▸ **Required work**:
Your answer must be the data repeated exactly, with no pictures in it.

(Data records for software interfaces)
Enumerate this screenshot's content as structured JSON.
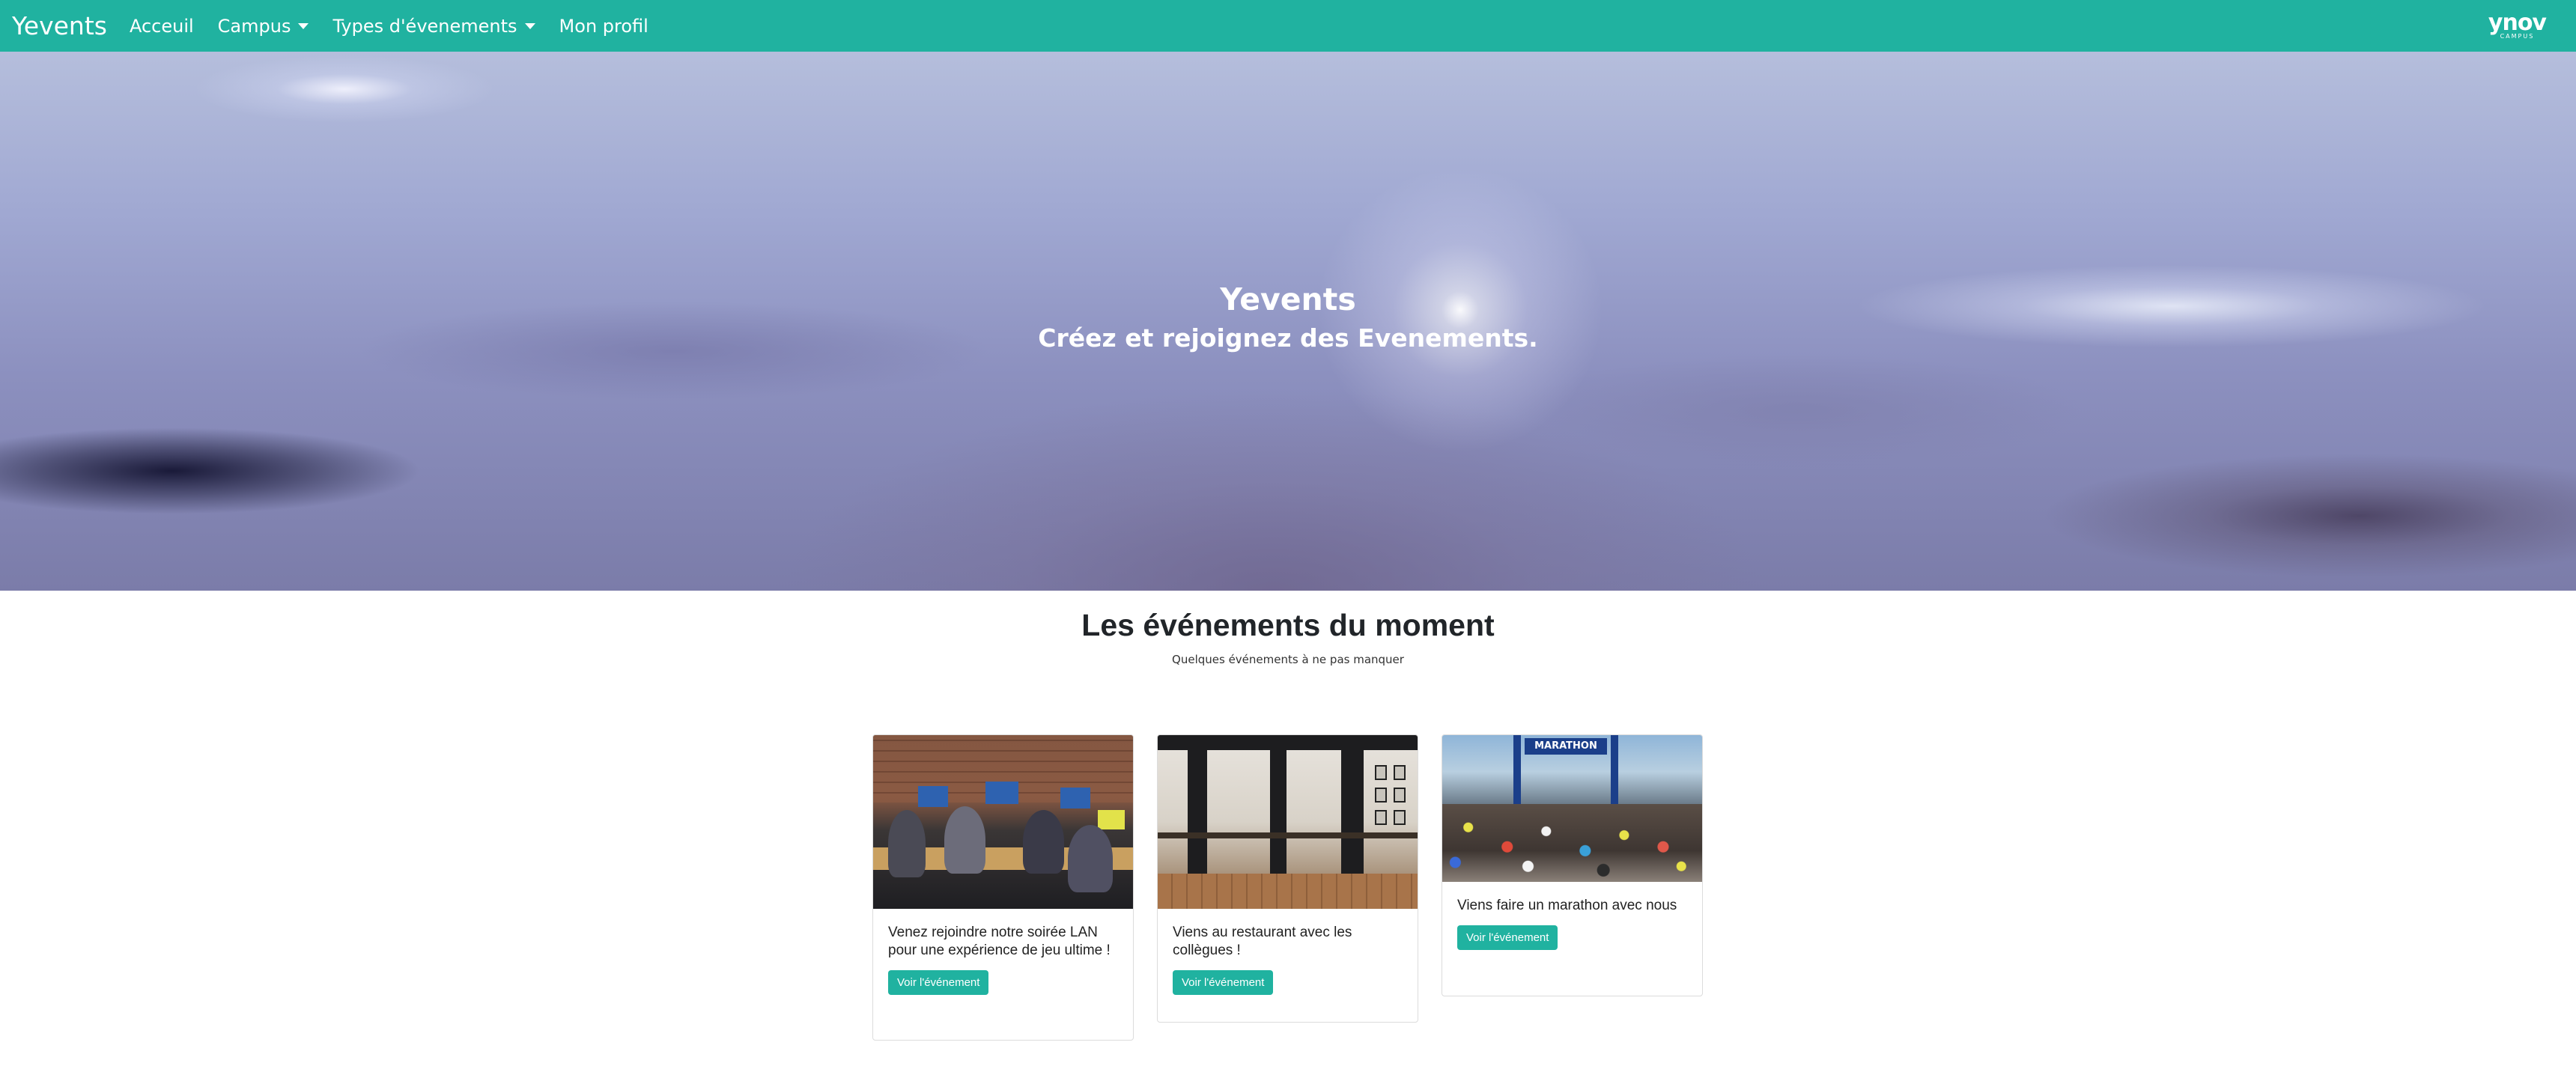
{
  "navbar": {
    "brand": "Yevents",
    "links": [
      {
        "label": "Acceuil",
        "dropdown": false
      },
      {
        "label": "Campus",
        "dropdown": true
      },
      {
        "label": "Types d'évenements",
        "dropdown": true
      },
      {
        "label": "Mon profil",
        "dropdown": false
      }
    ],
    "logo_main": "ynov",
    "logo_sub": "CAMPUS",
    "color": "#20b2a0"
  },
  "hero": {
    "title": "Yevents",
    "subtitle": "Créez et rejoignez des Evenements."
  },
  "section": {
    "title": "Les événements du moment",
    "subtitle": "Quelques événements à ne pas manquer"
  },
  "cards": [
    {
      "title": "Venez rejoindre notre soirée LAN pour une expérience de jeu ultime !",
      "button": "Voir l'événement",
      "image": "lan-party-image"
    },
    {
      "title": "Viens au restaurant avec les collègues !",
      "button": "Voir l'événement",
      "image": "restaurant-image"
    },
    {
      "title": "Viens faire un marathon avec nous",
      "button": "Voir l'événement",
      "image": "marathon-image"
    }
  ],
  "marathon_banner": "MARATHON"
}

▸ **Result of this task**:
Enumerate this screenshot's content as structured JSON.
{
  "navbar": {
    "brand": "Yevents",
    "links": [
      {
        "label": "Acceuil",
        "dropdown": false
      },
      {
        "label": "Campus",
        "dropdown": true
      },
      {
        "label": "Types d'évenements",
        "dropdown": true
      },
      {
        "label": "Mon profil",
        "dropdown": false
      }
    ],
    "logo_main": "ynov",
    "logo_sub": "CAMPUS",
    "color": "#20b2a0"
  },
  "hero": {
    "title": "Yevents",
    "subtitle": "Créez et rejoignez des Evenements."
  },
  "section": {
    "title": "Les événements du moment",
    "subtitle": "Quelques événements à ne pas manquer"
  },
  "cards": [
    {
      "title": "Venez rejoindre notre soirée LAN pour une expérience de jeu ultime !",
      "button": "Voir l'événement",
      "image": "lan-party-image"
    },
    {
      "title": "Viens au restaurant avec les collègues !",
      "button": "Voir l'événement",
      "image": "restaurant-image"
    },
    {
      "title": "Viens faire un marathon avec nous",
      "button": "Voir l'événement",
      "image": "marathon-image"
    }
  ],
  "marathon_banner": "MARATHON"
}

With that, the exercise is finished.